# What to produce
Copy the listing below in full, exactly as given.

# Given data
>>>

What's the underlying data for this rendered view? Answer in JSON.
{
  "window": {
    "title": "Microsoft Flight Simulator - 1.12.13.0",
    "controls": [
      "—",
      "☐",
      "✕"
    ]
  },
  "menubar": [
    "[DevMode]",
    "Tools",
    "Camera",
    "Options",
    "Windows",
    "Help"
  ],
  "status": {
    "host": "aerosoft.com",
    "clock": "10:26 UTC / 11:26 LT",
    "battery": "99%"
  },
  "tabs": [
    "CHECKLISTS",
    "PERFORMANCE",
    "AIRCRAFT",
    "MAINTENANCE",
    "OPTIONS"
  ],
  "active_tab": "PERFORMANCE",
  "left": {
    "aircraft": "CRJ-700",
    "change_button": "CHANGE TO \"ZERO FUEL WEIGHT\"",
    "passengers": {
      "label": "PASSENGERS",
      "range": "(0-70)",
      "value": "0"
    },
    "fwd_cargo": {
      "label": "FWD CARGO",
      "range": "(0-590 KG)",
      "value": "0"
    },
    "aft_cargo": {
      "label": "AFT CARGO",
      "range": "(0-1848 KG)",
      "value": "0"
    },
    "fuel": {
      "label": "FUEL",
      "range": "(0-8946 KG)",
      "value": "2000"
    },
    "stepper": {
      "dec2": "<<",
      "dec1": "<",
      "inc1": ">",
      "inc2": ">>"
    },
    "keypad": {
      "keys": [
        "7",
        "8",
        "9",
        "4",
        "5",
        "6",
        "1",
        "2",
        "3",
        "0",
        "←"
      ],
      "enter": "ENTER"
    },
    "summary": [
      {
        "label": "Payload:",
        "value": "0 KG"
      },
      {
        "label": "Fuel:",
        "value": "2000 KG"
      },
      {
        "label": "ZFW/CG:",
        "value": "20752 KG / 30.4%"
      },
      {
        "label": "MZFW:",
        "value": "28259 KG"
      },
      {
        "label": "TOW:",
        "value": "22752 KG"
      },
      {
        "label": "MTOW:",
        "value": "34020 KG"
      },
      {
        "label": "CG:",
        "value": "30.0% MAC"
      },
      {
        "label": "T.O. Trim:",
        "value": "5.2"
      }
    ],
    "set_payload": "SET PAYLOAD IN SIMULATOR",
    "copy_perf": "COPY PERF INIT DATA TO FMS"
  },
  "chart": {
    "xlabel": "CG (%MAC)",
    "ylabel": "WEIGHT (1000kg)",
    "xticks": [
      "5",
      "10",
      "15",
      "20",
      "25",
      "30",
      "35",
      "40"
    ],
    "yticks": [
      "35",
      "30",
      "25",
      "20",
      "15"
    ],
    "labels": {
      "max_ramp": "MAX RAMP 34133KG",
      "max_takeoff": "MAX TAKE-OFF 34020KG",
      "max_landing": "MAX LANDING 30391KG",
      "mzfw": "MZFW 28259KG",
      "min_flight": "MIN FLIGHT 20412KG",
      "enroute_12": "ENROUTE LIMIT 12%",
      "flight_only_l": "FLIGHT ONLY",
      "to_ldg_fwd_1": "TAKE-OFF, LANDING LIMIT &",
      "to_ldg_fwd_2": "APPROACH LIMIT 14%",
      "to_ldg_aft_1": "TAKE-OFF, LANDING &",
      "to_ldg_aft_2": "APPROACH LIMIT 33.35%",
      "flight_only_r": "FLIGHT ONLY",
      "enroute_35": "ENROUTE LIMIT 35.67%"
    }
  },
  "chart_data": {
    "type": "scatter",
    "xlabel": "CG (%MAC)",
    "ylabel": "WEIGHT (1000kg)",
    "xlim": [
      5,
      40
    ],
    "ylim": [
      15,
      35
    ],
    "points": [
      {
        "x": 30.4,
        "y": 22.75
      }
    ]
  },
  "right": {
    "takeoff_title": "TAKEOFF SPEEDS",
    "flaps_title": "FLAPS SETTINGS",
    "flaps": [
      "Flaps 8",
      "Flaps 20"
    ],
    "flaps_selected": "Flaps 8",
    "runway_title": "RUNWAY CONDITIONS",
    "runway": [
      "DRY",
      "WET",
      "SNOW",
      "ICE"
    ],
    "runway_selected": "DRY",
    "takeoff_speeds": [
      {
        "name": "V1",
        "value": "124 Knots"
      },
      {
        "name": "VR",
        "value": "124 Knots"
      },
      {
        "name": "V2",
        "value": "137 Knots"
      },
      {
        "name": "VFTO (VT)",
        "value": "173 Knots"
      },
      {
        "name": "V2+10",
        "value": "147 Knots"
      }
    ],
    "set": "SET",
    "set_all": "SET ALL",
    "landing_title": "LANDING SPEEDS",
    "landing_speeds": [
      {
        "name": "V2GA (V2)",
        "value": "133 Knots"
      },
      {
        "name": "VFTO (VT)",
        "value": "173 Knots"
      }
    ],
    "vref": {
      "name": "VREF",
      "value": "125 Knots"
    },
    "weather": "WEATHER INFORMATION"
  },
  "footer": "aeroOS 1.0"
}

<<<

# Exercise solution
What's the underlying data for this rendered view? Answer in JSON.
{
  "window": {
    "title": "Microsoft Flight Simulator - 1.12.13.0",
    "controls": [
      "—",
      "☐",
      "✕"
    ]
  },
  "menubar": [
    "[DevMode]",
    "Tools",
    "Camera",
    "Options",
    "Windows",
    "Help"
  ],
  "status": {
    "host": "aerosoft.com",
    "clock": "10:26 UTC / 11:26 LT",
    "battery": "99%"
  },
  "tabs": [
    "CHECKLISTS",
    "PERFORMANCE",
    "AIRCRAFT",
    "MAINTENANCE",
    "OPTIONS"
  ],
  "active_tab": "PERFORMANCE",
  "left": {
    "aircraft": "CRJ-700",
    "change_button": "CHANGE TO \"ZERO FUEL WEIGHT\"",
    "passengers": {
      "label": "PASSENGERS",
      "range": "(0-70)",
      "value": "0"
    },
    "fwd_cargo": {
      "label": "FWD CARGO",
      "range": "(0-590 KG)",
      "value": "0"
    },
    "aft_cargo": {
      "label": "AFT CARGO",
      "range": "(0-1848 KG)",
      "value": "0"
    },
    "fuel": {
      "label": "FUEL",
      "range": "(0-8946 KG)",
      "value": "2000"
    },
    "stepper": {
      "dec2": "<<",
      "dec1": "<",
      "inc1": ">",
      "inc2": ">>"
    },
    "keypad": {
      "keys": [
        "7",
        "8",
        "9",
        "4",
        "5",
        "6",
        "1",
        "2",
        "3",
        "0",
        "←"
      ],
      "enter": "ENTER"
    },
    "summary": [
      {
        "label": "Payload:",
        "value": "0 KG"
      },
      {
        "label": "Fuel:",
        "value": "2000 KG"
      },
      {
        "label": "ZFW/CG:",
        "value": "20752 KG / 30.4%"
      },
      {
        "label": "MZFW:",
        "value": "28259 KG"
      },
      {
        "label": "TOW:",
        "value": "22752 KG"
      },
      {
        "label": "MTOW:",
        "value": "34020 KG"
      },
      {
        "label": "CG:",
        "value": "30.0% MAC"
      },
      {
        "label": "T.O. Trim:",
        "value": "5.2"
      }
    ],
    "set_payload": "SET PAYLOAD IN SIMULATOR",
    "copy_perf": "COPY PERF INIT DATA TO FMS"
  },
  "chart": {
    "xlabel": "CG (%MAC)",
    "ylabel": "WEIGHT (1000kg)",
    "xticks": [
      "5",
      "10",
      "15",
      "20",
      "25",
      "30",
      "35",
      "40"
    ],
    "yticks": [
      "35",
      "30",
      "25",
      "20",
      "15"
    ],
    "labels": {
      "max_ramp": "MAX RAMP 34133KG",
      "max_takeoff": "MAX TAKE-OFF 34020KG",
      "max_landing": "MAX LANDING 30391KG",
      "mzfw": "MZFW 28259KG",
      "min_flight": "MIN FLIGHT 20412KG",
      "enroute_12": "ENROUTE LIMIT 12%",
      "flight_only_l": "FLIGHT ONLY",
      "to_ldg_fwd_1": "TAKE-OFF, LANDING LIMIT &",
      "to_ldg_fwd_2": "APPROACH LIMIT 14%",
      "to_ldg_aft_1": "TAKE-OFF, LANDING &",
      "to_ldg_aft_2": "APPROACH LIMIT 33.35%",
      "flight_only_r": "FLIGHT ONLY",
      "enroute_35": "ENROUTE LIMIT 35.67%"
    }
  },
  "chart_data": {
    "type": "scatter",
    "xlabel": "CG (%MAC)",
    "ylabel": "WEIGHT (1000kg)",
    "xlim": [
      5,
      40
    ],
    "ylim": [
      15,
      35
    ],
    "points": [
      {
        "x": 30.4,
        "y": 22.75
      }
    ]
  },
  "right": {
    "takeoff_title": "TAKEOFF SPEEDS",
    "flaps_title": "FLAPS SETTINGS",
    "flaps": [
      "Flaps 8",
      "Flaps 20"
    ],
    "flaps_selected": "Flaps 8",
    "runway_title": "RUNWAY CONDITIONS",
    "runway": [
      "DRY",
      "WET",
      "SNOW",
      "ICE"
    ],
    "runway_selected": "DRY",
    "takeoff_speeds": [
      {
        "name": "V1",
        "value": "124 Knots"
      },
      {
        "name": "VR",
        "value": "124 Knots"
      },
      {
        "name": "V2",
        "value": "137 Knots"
      },
      {
        "name": "VFTO (VT)",
        "value": "173 Knots"
      },
      {
        "name": "V2+10",
        "value": "147 Knots"
      }
    ],
    "set": "SET",
    "set_all": "SET ALL",
    "landing_title": "LANDING SPEEDS",
    "landing_speeds": [
      {
        "name": "V2GA (V2)",
        "value": "133 Knots"
      },
      {
        "name": "VFTO (VT)",
        "value": "173 Knots"
      }
    ],
    "vref": {
      "name": "VREF",
      "value": "125 Knots"
    },
    "weather": "WEATHER INFORMATION"
  },
  "footer": "aeroOS 1.0"
}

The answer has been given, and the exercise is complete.